### [EXERCISE]
Copy each entry below verbatim. Skip the pictures.

### [DATA FOR THIS TASK]

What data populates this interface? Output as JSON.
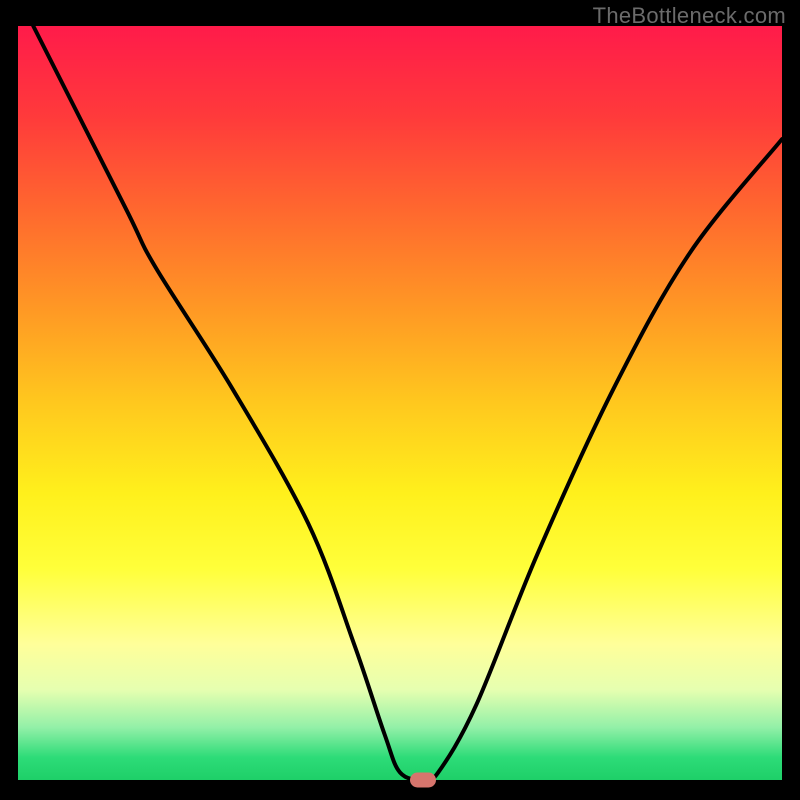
{
  "watermark": "TheBottleneck.com",
  "chart_data": {
    "type": "line",
    "title": "",
    "xlabel": "",
    "ylabel": "",
    "xlim": [
      0,
      100
    ],
    "ylim": [
      0,
      100
    ],
    "series": [
      {
        "name": "bottleneck-curve",
        "x": [
          2,
          14,
          18,
          28,
          38,
          44,
          48,
          50,
          53,
          55,
          60,
          68,
          78,
          88,
          100
        ],
        "values": [
          100,
          76,
          68,
          52,
          34,
          18,
          6,
          1,
          0,
          1,
          10,
          30,
          52,
          70,
          85
        ]
      }
    ],
    "marker": {
      "x": 53,
      "y": 0,
      "color": "#d6756d"
    },
    "gradient_stops": [
      {
        "pct": 0,
        "color": "#ff1b4a"
      },
      {
        "pct": 12,
        "color": "#ff3a3b"
      },
      {
        "pct": 25,
        "color": "#ff6a2e"
      },
      {
        "pct": 38,
        "color": "#ff9a24"
      },
      {
        "pct": 50,
        "color": "#ffc81e"
      },
      {
        "pct": 62,
        "color": "#fff01c"
      },
      {
        "pct": 72,
        "color": "#ffff3a"
      },
      {
        "pct": 82,
        "color": "#ffff9a"
      },
      {
        "pct": 88,
        "color": "#e6ffb0"
      },
      {
        "pct": 93,
        "color": "#93f0a8"
      },
      {
        "pct": 97,
        "color": "#2ddc78"
      },
      {
        "pct": 100,
        "color": "#1ecf68"
      }
    ]
  }
}
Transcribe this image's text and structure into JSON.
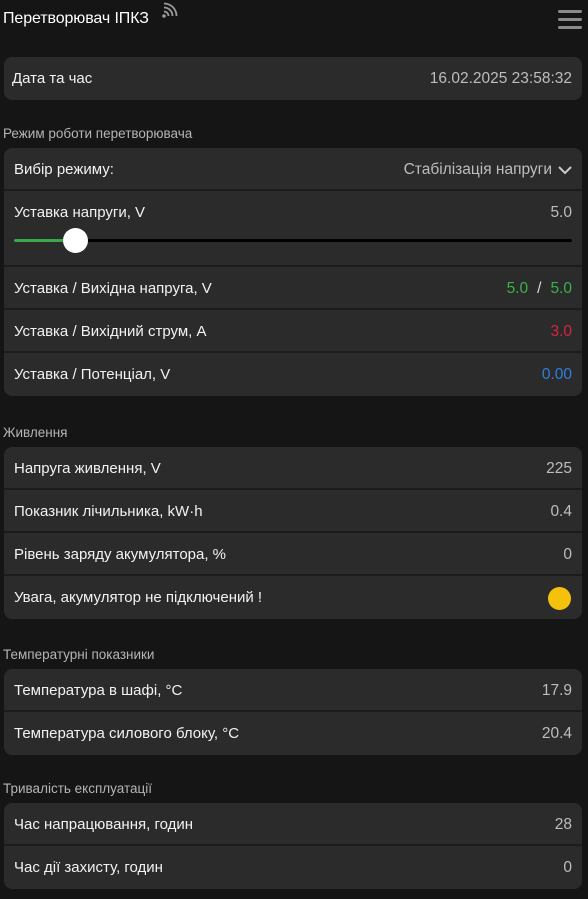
{
  "header": {
    "title": "Перетворювач ІПКЗ",
    "signal_icon": "wifi-signal-icon",
    "menu_icon": "hamburger-menu-icon"
  },
  "datetime": {
    "label": "Дата та час",
    "value": "16.02.2025 23:58:32"
  },
  "mode_section": {
    "title": "Режим роботи перетворювача",
    "mode_select": {
      "label": "Вибір режиму:",
      "value": "Стабілізація напруги"
    },
    "voltage_setpoint": {
      "label": "Уставка напруги, V",
      "value": "5.0",
      "slider_fraction": 0.11
    },
    "output_voltage": {
      "label": "Уставка / Вихідна напруга, V",
      "setpoint": "5.0",
      "separator": "/",
      "actual": "5.0"
    },
    "output_current": {
      "label": "Уставка / Вихідний струм, А",
      "value": "3.0"
    },
    "potential": {
      "label": "Уставка / Потенціал, V",
      "value": "0.00"
    }
  },
  "power_section": {
    "title": "Живлення",
    "supply_voltage": {
      "label": "Напруга живлення, V",
      "value": "225"
    },
    "meter": {
      "label": "Показник лічильника, kW·h",
      "value": "0.4"
    },
    "battery_level": {
      "label": "Рівень заряду акумулятора, %",
      "value": "0"
    },
    "battery_warning": {
      "label": "Увага, акумулятор не підключений !",
      "indicator_color": "#f4c20d"
    }
  },
  "temp_section": {
    "title": "Температурні показники",
    "cabinet": {
      "label": "Температура в шафі, °С",
      "value": "17.9"
    },
    "power_block": {
      "label": "Температура силового блоку, °С",
      "value": "20.4"
    }
  },
  "operation_section": {
    "title": "Тривалість експлуатації",
    "uptime": {
      "label": "Час напрацювання, годин",
      "value": "28"
    },
    "protection": {
      "label": "Час дії захисту, годин",
      "value": "0"
    }
  },
  "colors": {
    "background": "#151515",
    "card": "#2b2b2b",
    "green": "#3ab24a",
    "red": "#d4263e",
    "blue": "#2f7fe0",
    "warning": "#f4c20d"
  }
}
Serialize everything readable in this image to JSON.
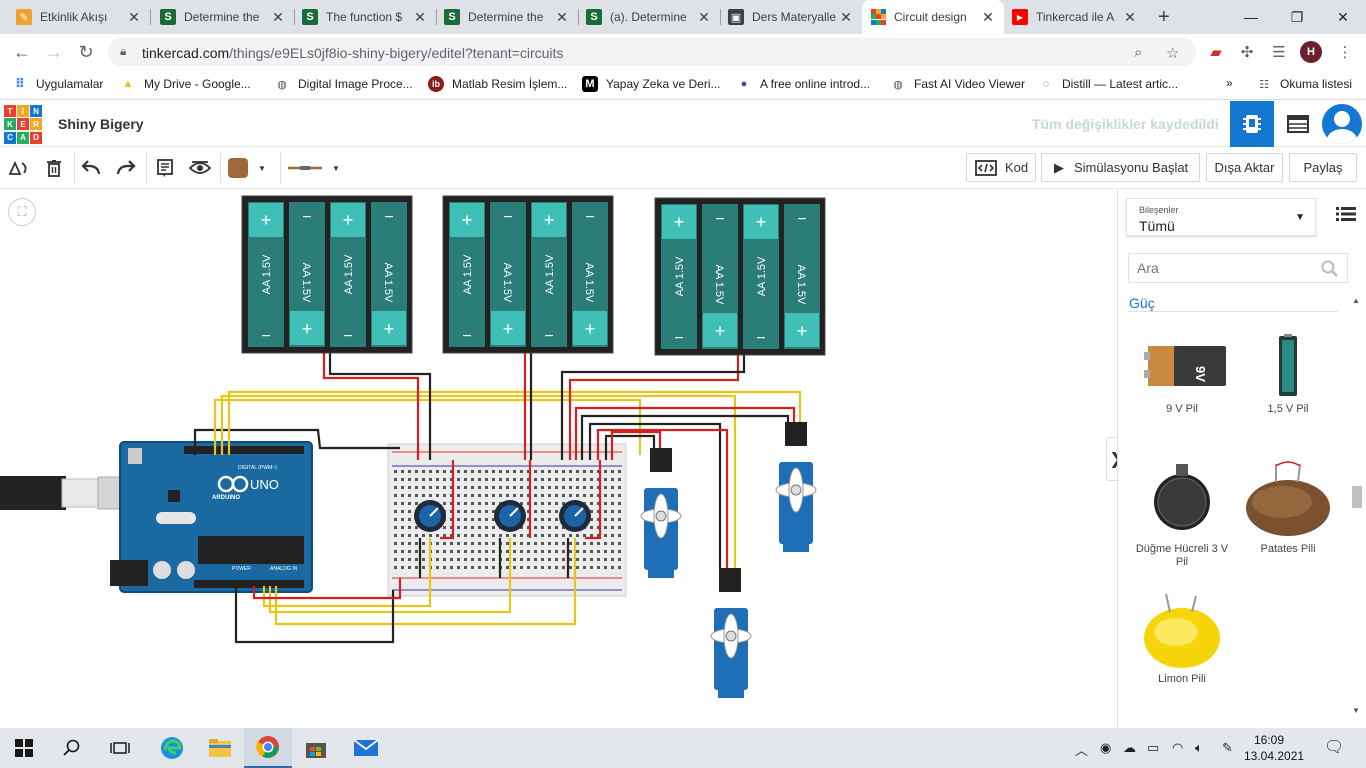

### [SOLUTION FOR THIS TASK]
What data populates this interface? Output as JSON.
{
  "watermark": "TheBottleneck.com",
  "chart_data": {
    "type": "line",
    "title": "",
    "xlabel": "",
    "ylabel": "",
    "xlim": [
      0,
      100
    ],
    "ylim": [
      0,
      100
    ],
    "series": [
      {
        "name": "bottleneck-curve",
        "x": [
          2,
          14,
          18,
          28,
          38,
          44,
          48,
          50,
          53,
          55,
          60,
          68,
          78,
          88,
          100
        ],
        "values": [
          100,
          76,
          68,
          52,
          34,
          18,
          6,
          1,
          0,
          1,
          10,
          30,
          52,
          70,
          85
        ]
      }
    ],
    "marker": {
      "x": 53,
      "y": 0,
      "color": "#d6756d"
    },
    "gradient_stops": [
      {
        "pct": 0,
        "color": "#ff1b4a"
      },
      {
        "pct": 12,
        "color": "#ff3a3b"
      },
      {
        "pct": 25,
        "color": "#ff6a2e"
      },
      {
        "pct": 38,
        "color": "#ff9a24"
      },
      {
        "pct": 50,
        "color": "#ffc81e"
      },
      {
        "pct": 62,
        "color": "#fff01c"
      },
      {
        "pct": 72,
        "color": "#ffff3a"
      },
      {
        "pct": 82,
        "color": "#ffff9a"
      },
      {
        "pct": 88,
        "color": "#e6ffb0"
      },
      {
        "pct": 93,
        "color": "#93f0a8"
      },
      {
        "pct": 97,
        "color": "#2ddc78"
      },
      {
        "pct": 100,
        "color": "#1ecf68"
      }
    ]
  }
}
Transcribe this image's text and structure into JSON.
{
  "header": {
    "title": "Перетворювач ІПКЗ",
    "signal_icon": "wifi-signal-icon",
    "menu_icon": "hamburger-menu-icon"
  },
  "datetime": {
    "label": "Дата та час",
    "value": "16.02.2025 23:58:32"
  },
  "mode_section": {
    "title": "Режим роботи перетворювача",
    "mode_select": {
      "label": "Вибір режиму:",
      "value": "Стабілізація напруги"
    },
    "voltage_setpoint": {
      "label": "Уставка напруги, V",
      "value": "5.0",
      "slider_fraction": 0.11
    },
    "output_voltage": {
      "label": "Уставка / Вихідна напруга, V",
      "setpoint": "5.0",
      "separator": "/",
      "actual": "5.0"
    },
    "output_current": {
      "label": "Уставка / Вихідний струм, А",
      "value": "3.0"
    },
    "potential": {
      "label": "Уставка / Потенціал, V",
      "value": "0.00"
    }
  },
  "power_section": {
    "title": "Живлення",
    "supply_voltage": {
      "label": "Напруга живлення, V",
      "value": "225"
    },
    "meter": {
      "label": "Показник лічильника, kW·h",
      "value": "0.4"
    },
    "battery_level": {
      "label": "Рівень заряду акумулятора, %",
      "value": "0"
    },
    "battery_warning": {
      "label": "Увага, акумулятор не підключений !",
      "indicator_color": "#f4c20d"
    }
  },
  "temp_section": {
    "title": "Температурні показники",
    "cabinet": {
      "label": "Температура в шафі, °С",
      "value": "17.9"
    },
    "power_block": {
      "label": "Температура силового блоку, °С",
      "value": "20.4"
    }
  },
  "operation_section": {
    "title": "Тривалість експлуатації",
    "uptime": {
      "label": "Час напрацювання, годин",
      "value": "28"
    },
    "protection": {
      "label": "Час дії захисту, годин",
      "value": "0"
    }
  },
  "colors": {
    "background": "#151515",
    "card": "#2b2b2b",
    "green": "#3ab24a",
    "red": "#d4263e",
    "blue": "#2f7fe0",
    "warning": "#f4c20d"
  }
}
Serialize everything readable in this image to JSON.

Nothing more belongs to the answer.